(Source data)
--------------------------------------------------

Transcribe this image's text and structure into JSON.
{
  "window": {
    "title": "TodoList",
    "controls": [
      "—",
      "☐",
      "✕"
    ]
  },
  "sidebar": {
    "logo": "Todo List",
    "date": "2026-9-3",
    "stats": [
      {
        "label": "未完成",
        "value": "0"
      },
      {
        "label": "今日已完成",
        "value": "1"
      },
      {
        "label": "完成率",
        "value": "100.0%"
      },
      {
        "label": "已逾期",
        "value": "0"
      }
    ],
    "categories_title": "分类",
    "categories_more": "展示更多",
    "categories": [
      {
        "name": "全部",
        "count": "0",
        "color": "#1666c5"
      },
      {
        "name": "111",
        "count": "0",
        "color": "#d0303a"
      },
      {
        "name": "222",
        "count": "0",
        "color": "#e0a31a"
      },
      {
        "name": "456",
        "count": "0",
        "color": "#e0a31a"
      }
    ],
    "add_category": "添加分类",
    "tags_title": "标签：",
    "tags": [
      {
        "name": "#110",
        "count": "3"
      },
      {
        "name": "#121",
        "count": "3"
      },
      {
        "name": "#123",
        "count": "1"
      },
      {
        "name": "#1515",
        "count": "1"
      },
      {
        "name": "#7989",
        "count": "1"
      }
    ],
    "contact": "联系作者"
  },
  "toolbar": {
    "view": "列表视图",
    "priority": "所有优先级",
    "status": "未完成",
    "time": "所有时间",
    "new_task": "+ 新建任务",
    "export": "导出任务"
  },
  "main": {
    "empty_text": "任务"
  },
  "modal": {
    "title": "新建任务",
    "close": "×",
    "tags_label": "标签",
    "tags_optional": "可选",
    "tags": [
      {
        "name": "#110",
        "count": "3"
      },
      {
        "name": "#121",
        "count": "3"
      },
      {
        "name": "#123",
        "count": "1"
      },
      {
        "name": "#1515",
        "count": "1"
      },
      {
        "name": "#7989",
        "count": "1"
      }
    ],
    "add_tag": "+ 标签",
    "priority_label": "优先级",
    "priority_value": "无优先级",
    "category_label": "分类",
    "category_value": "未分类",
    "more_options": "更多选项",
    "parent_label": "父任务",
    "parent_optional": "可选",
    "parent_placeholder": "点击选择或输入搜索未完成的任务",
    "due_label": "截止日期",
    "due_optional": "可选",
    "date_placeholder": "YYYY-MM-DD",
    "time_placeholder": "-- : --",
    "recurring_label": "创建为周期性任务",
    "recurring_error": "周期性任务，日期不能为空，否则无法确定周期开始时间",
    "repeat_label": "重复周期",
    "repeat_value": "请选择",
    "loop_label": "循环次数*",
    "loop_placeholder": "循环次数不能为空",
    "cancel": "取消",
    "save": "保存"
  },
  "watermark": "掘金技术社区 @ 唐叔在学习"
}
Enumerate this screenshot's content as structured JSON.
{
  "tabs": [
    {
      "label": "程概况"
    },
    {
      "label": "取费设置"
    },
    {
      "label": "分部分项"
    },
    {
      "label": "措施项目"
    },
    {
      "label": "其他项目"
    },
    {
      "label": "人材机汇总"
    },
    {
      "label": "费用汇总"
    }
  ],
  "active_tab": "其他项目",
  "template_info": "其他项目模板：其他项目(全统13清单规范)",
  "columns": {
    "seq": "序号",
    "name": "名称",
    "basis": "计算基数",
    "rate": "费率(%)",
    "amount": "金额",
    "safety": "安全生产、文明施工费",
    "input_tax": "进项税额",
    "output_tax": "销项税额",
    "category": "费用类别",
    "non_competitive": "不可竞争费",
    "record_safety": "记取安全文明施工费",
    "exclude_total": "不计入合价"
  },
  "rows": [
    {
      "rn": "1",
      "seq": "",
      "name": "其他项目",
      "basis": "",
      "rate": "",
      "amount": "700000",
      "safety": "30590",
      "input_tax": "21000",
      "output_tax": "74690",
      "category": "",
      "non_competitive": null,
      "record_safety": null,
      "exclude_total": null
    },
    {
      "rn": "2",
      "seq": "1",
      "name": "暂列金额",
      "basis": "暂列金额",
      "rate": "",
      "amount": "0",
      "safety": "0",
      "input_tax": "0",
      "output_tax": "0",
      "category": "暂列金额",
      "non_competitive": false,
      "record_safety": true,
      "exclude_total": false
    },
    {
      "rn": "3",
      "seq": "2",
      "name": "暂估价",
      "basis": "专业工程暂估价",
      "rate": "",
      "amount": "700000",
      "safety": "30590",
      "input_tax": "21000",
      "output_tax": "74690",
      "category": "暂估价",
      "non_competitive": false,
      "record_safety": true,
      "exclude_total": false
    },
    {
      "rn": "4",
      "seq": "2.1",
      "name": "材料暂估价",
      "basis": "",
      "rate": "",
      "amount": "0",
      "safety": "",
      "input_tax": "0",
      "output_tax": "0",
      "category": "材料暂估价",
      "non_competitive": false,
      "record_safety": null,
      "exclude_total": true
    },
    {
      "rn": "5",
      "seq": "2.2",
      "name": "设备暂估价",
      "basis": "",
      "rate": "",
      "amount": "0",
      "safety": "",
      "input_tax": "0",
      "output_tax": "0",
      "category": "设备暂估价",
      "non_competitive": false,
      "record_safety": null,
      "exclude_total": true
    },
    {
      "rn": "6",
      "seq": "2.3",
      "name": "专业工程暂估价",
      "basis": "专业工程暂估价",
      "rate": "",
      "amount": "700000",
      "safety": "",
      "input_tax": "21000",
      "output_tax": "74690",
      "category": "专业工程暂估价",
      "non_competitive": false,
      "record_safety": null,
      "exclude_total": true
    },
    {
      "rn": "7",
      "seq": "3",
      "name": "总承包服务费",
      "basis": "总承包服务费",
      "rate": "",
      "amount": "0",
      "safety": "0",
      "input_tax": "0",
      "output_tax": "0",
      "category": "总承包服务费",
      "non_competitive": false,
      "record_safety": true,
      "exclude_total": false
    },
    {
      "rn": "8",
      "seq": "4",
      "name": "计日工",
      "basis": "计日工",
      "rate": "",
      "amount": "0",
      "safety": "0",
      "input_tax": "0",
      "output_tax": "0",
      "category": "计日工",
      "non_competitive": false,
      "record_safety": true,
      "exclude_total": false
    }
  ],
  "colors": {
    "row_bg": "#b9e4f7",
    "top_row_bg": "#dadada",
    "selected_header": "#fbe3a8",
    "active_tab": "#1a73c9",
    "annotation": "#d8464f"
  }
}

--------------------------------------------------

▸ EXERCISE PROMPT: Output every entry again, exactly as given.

▸ RESPONSE AREA:
Transcribe this image's text and structure into JSON.
{
  "window": {
    "title": "TodoList",
    "controls": [
      "—",
      "☐",
      "✕"
    ]
  },
  "sidebar": {
    "logo": "Todo List",
    "date": "2026-9-3",
    "stats": [
      {
        "label": "未完成",
        "value": "0"
      },
      {
        "label": "今日已完成",
        "value": "1"
      },
      {
        "label": "完成率",
        "value": "100.0%"
      },
      {
        "label": "已逾期",
        "value": "0"
      }
    ],
    "categories_title": "分类",
    "categories_more": "展示更多",
    "categories": [
      {
        "name": "全部",
        "count": "0",
        "color": "#1666c5"
      },
      {
        "name": "111",
        "count": "0",
        "color": "#d0303a"
      },
      {
        "name": "222",
        "count": "0",
        "color": "#e0a31a"
      },
      {
        "name": "456",
        "count": "0",
        "color": "#e0a31a"
      }
    ],
    "add_category": "添加分类",
    "tags_title": "标签：",
    "tags": [
      {
        "name": "#110",
        "count": "3"
      },
      {
        "name": "#121",
        "count": "3"
      },
      {
        "name": "#123",
        "count": "1"
      },
      {
        "name": "#1515",
        "count": "1"
      },
      {
        "name": "#7989",
        "count": "1"
      }
    ],
    "contact": "联系作者"
  },
  "toolbar": {
    "view": "列表视图",
    "priority": "所有优先级",
    "status": "未完成",
    "time": "所有时间",
    "new_task": "+ 新建任务",
    "export": "导出任务"
  },
  "main": {
    "empty_text": "任务"
  },
  "modal": {
    "title": "新建任务",
    "close": "×",
    "tags_label": "标签",
    "tags_optional": "可选",
    "tags": [
      {
        "name": "#110",
        "count": "3"
      },
      {
        "name": "#121",
        "count": "3"
      },
      {
        "name": "#123",
        "count": "1"
      },
      {
        "name": "#1515",
        "count": "1"
      },
      {
        "name": "#7989",
        "count": "1"
      }
    ],
    "add_tag": "+ 标签",
    "priority_label": "优先级",
    "priority_value": "无优先级",
    "category_label": "分类",
    "category_value": "未分类",
    "more_options": "更多选项",
    "parent_label": "父任务",
    "parent_optional": "可选",
    "parent_placeholder": "点击选择或输入搜索未完成的任务",
    "due_label": "截止日期",
    "due_optional": "可选",
    "date_placeholder": "YYYY-MM-DD",
    "time_placeholder": "-- : --",
    "recurring_label": "创建为周期性任务",
    "recurring_error": "周期性任务，日期不能为空，否则无法确定周期开始时间",
    "repeat_label": "重复周期",
    "repeat_value": "请选择",
    "loop_label": "循环次数*",
    "loop_placeholder": "循环次数不能为空",
    "cancel": "取消",
    "save": "保存"
  },
  "watermark": "掘金技术社区 @ 唐叔在学习"
}
Enumerate this screenshot's content as structured JSON.
{
  "tabs": [
    {
      "label": "程概况"
    },
    {
      "label": "取费设置"
    },
    {
      "label": "分部分项"
    },
    {
      "label": "措施项目"
    },
    {
      "label": "其他项目"
    },
    {
      "label": "人材机汇总"
    },
    {
      "label": "费用汇总"
    }
  ],
  "active_tab": "其他项目",
  "template_info": "其他项目模板：其他项目(全统13清单规范)",
  "columns": {
    "seq": "序号",
    "name": "名称",
    "basis": "计算基数",
    "rate": "费率(%)",
    "amount": "金额",
    "safety": "安全生产、文明施工费",
    "input_tax": "进项税额",
    "output_tax": "销项税额",
    "category": "费用类别",
    "non_competitive": "不可竞争费",
    "record_safety": "记取安全文明施工费",
    "exclude_total": "不计入合价"
  },
  "rows": [
    {
      "rn": "1",
      "seq": "",
      "name": "其他项目",
      "basis": "",
      "rate": "",
      "amount": "700000",
      "safety": "30590",
      "input_tax": "21000",
      "output_tax": "74690",
      "category": "",
      "non_competitive": null,
      "record_safety": null,
      "exclude_total": null
    },
    {
      "rn": "2",
      "seq": "1",
      "name": "暂列金额",
      "basis": "暂列金额",
      "rate": "",
      "amount": "0",
      "safety": "0",
      "input_tax": "0",
      "output_tax": "0",
      "category": "暂列金额",
      "non_competitive": false,
      "record_safety": true,
      "exclude_total": false
    },
    {
      "rn": "3",
      "seq": "2",
      "name": "暂估价",
      "basis": "专业工程暂估价",
      "rate": "",
      "amount": "700000",
      "safety": "30590",
      "input_tax": "21000",
      "output_tax": "74690",
      "category": "暂估价",
      "non_competitive": false,
      "record_safety": true,
      "exclude_total": false
    },
    {
      "rn": "4",
      "seq": "2.1",
      "name": "材料暂估价",
      "basis": "",
      "rate": "",
      "amount": "0",
      "safety": "",
      "input_tax": "0",
      "output_tax": "0",
      "category": "材料暂估价",
      "non_competitive": false,
      "record_safety": null,
      "exclude_total": true
    },
    {
      "rn": "5",
      "seq": "2.2",
      "name": "设备暂估价",
      "basis": "",
      "rate": "",
      "amount": "0",
      "safety": "",
      "input_tax": "0",
      "output_tax": "0",
      "category": "设备暂估价",
      "non_competitive": false,
      "record_safety": null,
      "exclude_total": true
    },
    {
      "rn": "6",
      "seq": "2.3",
      "name": "专业工程暂估价",
      "basis": "专业工程暂估价",
      "rate": "",
      "amount": "700000",
      "safety": "",
      "input_tax": "21000",
      "output_tax": "74690",
      "category": "专业工程暂估价",
      "non_competitive": false,
      "record_safety": null,
      "exclude_total": true
    },
    {
      "rn": "7",
      "seq": "3",
      "name": "总承包服务费",
      "basis": "总承包服务费",
      "rate": "",
      "amount": "0",
      "safety": "0",
      "input_tax": "0",
      "output_tax": "0",
      "category": "总承包服务费",
      "non_competitive": false,
      "record_safety": true,
      "exclude_total": false
    },
    {
      "rn": "8",
      "seq": "4",
      "name": "计日工",
      "basis": "计日工",
      "rate": "",
      "amount": "0",
      "safety": "0",
      "input_tax": "0",
      "output_tax": "0",
      "category": "计日工",
      "non_competitive": false,
      "record_safety": true,
      "exclude_total": false
    }
  ],
  "colors": {
    "row_bg": "#b9e4f7",
    "top_row_bg": "#dadada",
    "selected_header": "#fbe3a8",
    "active_tab": "#1a73c9",
    "annotation": "#d8464f"
  }
}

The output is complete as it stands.